Q&A: Will I need a breast pump when I give birth?
What do I need to know about breastfeeding while in the hospital? Do I need a breast pump?
Suffice it to say there are entire books devoted just to this subject, and I will not even begin to cover all there is to know. But the best advice I can give is to keep a sense of humor and relax!
Will you need to buy a pump for your hospital bag? Probably not. The reasons why you might need a breast pump in the hospital are:
- Your baby is born premature or sick and cannot latch on properly
- Your baby is unable to latch because of an anatomical issue (with either you or your baby)
- You experience engorgement (although nursing is still best here!)
If your baby is nursing well, she will be your best pump. (Any baby is better than the current number-one selling breast pump on the market!) If you want to express or pump some milk for others to feed her, I recommend waiting about three weeks. Why? This will give you and your baby a chance to practice and perfect breastfeeding and get your milk supply well established. You will also be very busy with your newborn, and finding the time to pump in the early weeks after birth can be frustrating and challenging.
Here are some important key points to keep in mind regarding your early days of breastfeeding:
- Yes, there is milk in there: Colostrum! This super-charged early milk begins forming in the second trimester—just in case you deliver early—your baby will be fed!
- Nurse the baby soon after delivery and often—if the baby shows cues (such as rooting)—go for it!
- Your body has a surge of prolactin after delivery (this is your milk-making hormone)—it will continue to rise with the stimulation provided by breastfeeding your infant.
- About 48 to 72 hours after giving birth your milk will come in.
- Expect to feel awkward. This is a new skill and you need to give yourself time to adjust.
- The more you feed the more milk you make. Milk supply depends on demand. The more the baby demands it—the more your body will supply it
- Don’t try to get the baby on a schedule! Let your little one lead you.
- Ask for help. Nurses and lactation consultants are there to help you get started. They will work with you to help you properly position the baby.
- Try different nursing positions, and get yourself comfortable first before sitting down to nurse. Empty your bladder, take pain medication if you need it, sit in a comfortable chair or bed, and use pillows to help prop up your baby.
- Learning how to latch the baby deeply is the key to both your and your baby’s happiness. A deep latch makes feeding comfortable for you, and your baby will drink milk with much greater ease.
- Nurse eight times a day.
- Drink at least eight glasses of water a day.
- Eat a healthy diet!
- Keep track of the pees and poops (what goes in, must come out—so if the baby is feeding well—the output will be good.) Have your nurse or LC provide you with a log to track the feeds and diapers.
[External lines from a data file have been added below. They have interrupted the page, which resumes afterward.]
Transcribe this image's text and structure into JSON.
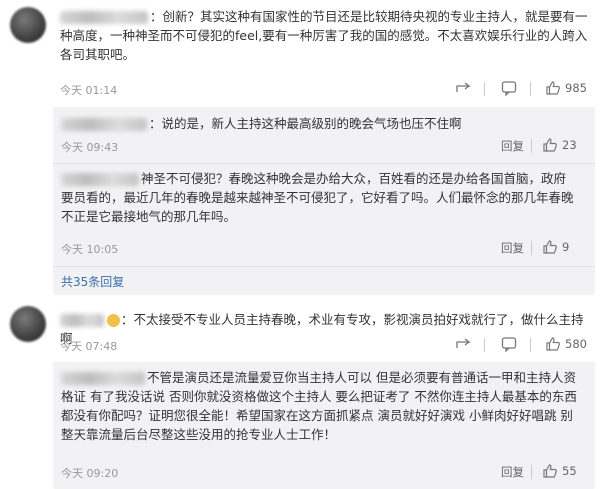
{
  "comments": [
    {
      "text_lines": [
        "：创新？其实这种有国家性的节目还是比较期待央视的专业主持人，就是要有一",
        "种高度，一种神圣而不可侵犯的feel,要有一种厉害了我的国的感觉。不太喜欢娱乐行业的人跨入",
        "各司其职吧。"
      ],
      "time": "今天 01:14",
      "likes": "985",
      "replies": [
        {
          "text_lines": [
            "：说的是，新人主持这种最高级别的晚会气场也压不住啊"
          ],
          "time": "今天 09:43",
          "reply_label": "回复",
          "likes": "23"
        },
        {
          "text_lines": [
            "神圣不可侵犯？春晚这种晚会是办给大众，百姓看的还是办给各国首脑，政府",
            "要员看的，最近几年的春晚是越来越神圣不可侵犯了，它好看了吗。人们最怀念的那几年春晚",
            "不正是它最接地气的那几年吗。"
          ],
          "time": "今天 10:05",
          "reply_label": "回复",
          "likes": "9"
        }
      ],
      "more_replies": "共35条回复"
    },
    {
      "text_lines": [
        "：不太接受不专业人员主持春晚，术业有专攻，影视演员拍好戏就行了，做什么主持啊"
      ],
      "time": "今天 07:48",
      "likes": "580",
      "replies": [
        {
          "text_lines": [
            "不管是演员还是流量爱豆你当主持人可以 但是必须要有普通话一甲和主持人资",
            "格证 有了我没话说 否则你就没资格做这个主持人 要么把证考了 不然你连主持人最基本的东西",
            "都没有你配吗？证明您很全能！希望国家在这方面抓紧点 演员就好好演戏 小鲜肉好好唱跳 别",
            "整天靠流量后台尽整这些没用的抢专业人士工作！"
          ],
          "time": "今天 09:20",
          "reply_label": "回复",
          "likes": "55"
        }
      ]
    }
  ],
  "labels": {
    "reply": "回复"
  },
  "icons": {
    "share": "share-icon",
    "comment": "comment-icon",
    "like": "thumbs-up-icon"
  }
}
- Make sure the latch is comfy. If it feels pinch or painful—take the baby off immediately and re-latch.
- Know whom to call when you go home if you are experiencing problems or the baby is not feeding well.
- Check in with your pediatrician a few days after discharge for a weight check.